Charley gets "motivated" by the widowed Elena.
I wrongly assumed when reviewing The Legend of Ni**er Charley that the music would be as prevalent and catchy for the sequel as it was for that and Boss Ni**er. For some reason, the bizarre funk that was impossible to shake from your head is absent in favor of Don Costa's generic, barely noticeable western score. Larry G. Spangler, producer and co-writer of Legend, takes over directing duties for Soul. He elects a pedestrian approach, toning down the racial slurs and offensive treatment for a basic tale of good versus evil amidst desolate dirt towns and long stretches of barren land. Spangler is a more assured filmmaker, who establishes superior pacing and ambitious scope, but his style comes off as if he wanted to make a legitimately effective spaghetti western, and Soul fails at that. His construction of action set pieces marks the brightest spot of this picture. Spangler chooses those points to accentuate his flair, and each gun battle possesses a keen intellect of strategy, excitement, and suspense.
While Spangler attempted to craft a sprawling western, he simply wastes too much time. The Soul of Ni**er Charley meanders and dawdles until finally springing to life for the surprisingly bittersweet conclusion. He does succeed at elevating Charley's status as a hero, glorifying his past achievements and inserting random characters that know all about his reputation. He is more of an avenger than a freed black man that runs into trouble. Charley searches for his quandaries now, so he has only himself to blame for the consequences. Analyzing the shift from "PG" to "R" ratings could be its own column. Some writers have argued that Soul warranted the "R" because it is increasingly violent, but I disagree. The deaths and shootouts are more intense if anything, but the use of "ni**er" is decreased for sure. Charley's white devil opponents do not necessarily shy away from using the hateful term, but you won't hear it every other sentence as in Legend either. And this also has a clear indication of nookie, whereas Charley only got a kiss previously.
I bought these movies a long time ago. When I initially learned of the titles and researched them I knew they would be ideal for this column. But they sat on my shelf collecting dust until just now. I understand why.

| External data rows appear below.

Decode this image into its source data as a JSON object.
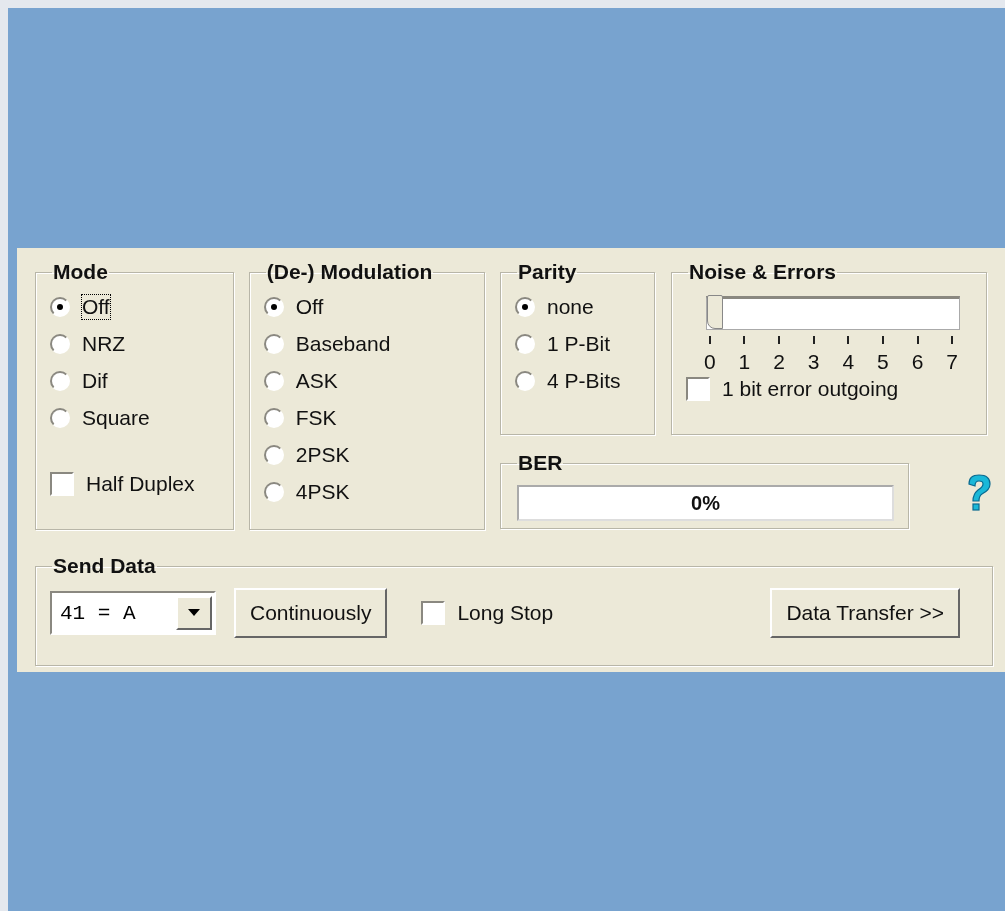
{
  "mode": {
    "title": "Mode",
    "options": [
      {
        "label": "Off",
        "selected": true,
        "focused": true
      },
      {
        "label": "NRZ",
        "selected": false,
        "focused": false
      },
      {
        "label": "Dif",
        "selected": false,
        "focused": false
      },
      {
        "label": "Square",
        "selected": false,
        "focused": false
      }
    ],
    "half_duplex": {
      "label": "Half Duplex",
      "checked": false
    }
  },
  "modulation": {
    "title": "(De-) Modulation",
    "options": [
      {
        "label": "Off",
        "selected": true
      },
      {
        "label": "Baseband",
        "selected": false
      },
      {
        "label": "ASK",
        "selected": false
      },
      {
        "label": "FSK",
        "selected": false
      },
      {
        "label": "2PSK",
        "selected": false
      },
      {
        "label": "4PSK",
        "selected": false
      }
    ]
  },
  "parity": {
    "title": "Parity",
    "options": [
      {
        "label": "none",
        "selected": true
      },
      {
        "label": "1 P-Bit",
        "selected": false
      },
      {
        "label": "4 P-Bits",
        "selected": false
      }
    ]
  },
  "noise": {
    "title": "Noise & Errors",
    "slider": {
      "level": 0,
      "ticks": [
        "0",
        "1",
        "2",
        "3",
        "4",
        "5",
        "6",
        "7"
      ]
    },
    "error_checkbox": {
      "label": "1 bit error outgoing",
      "checked": false
    }
  },
  "ber": {
    "title": "BER",
    "level": 0,
    "reading": "0%"
  },
  "send_data": {
    "title": "Send Data",
    "dropdown_value": "41 = A",
    "continuous_button": "Continuously",
    "long_stop": {
      "label": "Long Stop",
      "checked": false
    },
    "transfer_button": "Data Transfer >>"
  }
}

Combined with the shoddy picture transfer, these arduous stories are almost tortuous to endure. The "Blax" edition DVD bootlegs are out there if you're an ardent fan of the genre, but if you're only enticed by the controversial title don't bother seeking these out. You will be disappointed.